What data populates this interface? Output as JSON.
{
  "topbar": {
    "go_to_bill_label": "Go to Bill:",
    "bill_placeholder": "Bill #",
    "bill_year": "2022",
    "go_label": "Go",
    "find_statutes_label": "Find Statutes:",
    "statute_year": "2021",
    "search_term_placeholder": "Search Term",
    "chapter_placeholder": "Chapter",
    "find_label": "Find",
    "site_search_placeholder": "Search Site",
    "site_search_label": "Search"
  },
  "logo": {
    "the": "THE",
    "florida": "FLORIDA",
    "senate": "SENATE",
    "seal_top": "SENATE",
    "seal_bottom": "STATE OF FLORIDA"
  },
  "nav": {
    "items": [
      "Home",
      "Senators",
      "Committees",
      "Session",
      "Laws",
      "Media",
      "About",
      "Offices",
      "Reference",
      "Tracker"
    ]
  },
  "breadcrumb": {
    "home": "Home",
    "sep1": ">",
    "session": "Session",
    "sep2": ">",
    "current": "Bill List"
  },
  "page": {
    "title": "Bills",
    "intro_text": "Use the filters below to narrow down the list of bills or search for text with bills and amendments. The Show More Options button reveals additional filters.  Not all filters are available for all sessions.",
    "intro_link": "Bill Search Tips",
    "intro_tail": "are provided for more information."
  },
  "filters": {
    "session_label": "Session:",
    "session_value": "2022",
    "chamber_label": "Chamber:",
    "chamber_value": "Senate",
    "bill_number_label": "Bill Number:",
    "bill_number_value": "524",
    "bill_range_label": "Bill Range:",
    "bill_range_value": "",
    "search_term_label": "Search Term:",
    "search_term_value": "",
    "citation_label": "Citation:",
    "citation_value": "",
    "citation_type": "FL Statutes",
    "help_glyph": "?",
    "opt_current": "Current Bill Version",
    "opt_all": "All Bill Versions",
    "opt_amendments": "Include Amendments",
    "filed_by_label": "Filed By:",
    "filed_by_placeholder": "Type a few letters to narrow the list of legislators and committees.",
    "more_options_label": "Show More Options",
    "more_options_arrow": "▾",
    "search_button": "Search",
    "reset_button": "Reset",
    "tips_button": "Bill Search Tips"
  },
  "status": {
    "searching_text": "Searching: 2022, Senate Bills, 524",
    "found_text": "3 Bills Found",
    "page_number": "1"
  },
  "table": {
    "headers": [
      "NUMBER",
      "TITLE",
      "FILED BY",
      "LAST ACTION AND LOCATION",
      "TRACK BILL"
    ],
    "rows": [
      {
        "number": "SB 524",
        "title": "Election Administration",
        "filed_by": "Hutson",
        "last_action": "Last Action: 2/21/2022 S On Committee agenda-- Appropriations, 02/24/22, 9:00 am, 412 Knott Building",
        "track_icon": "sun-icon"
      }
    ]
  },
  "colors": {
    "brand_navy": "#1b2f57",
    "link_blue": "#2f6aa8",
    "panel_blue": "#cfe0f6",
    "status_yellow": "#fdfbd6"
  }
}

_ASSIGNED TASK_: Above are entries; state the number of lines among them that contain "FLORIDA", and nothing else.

_TASK SOLUTION_: 2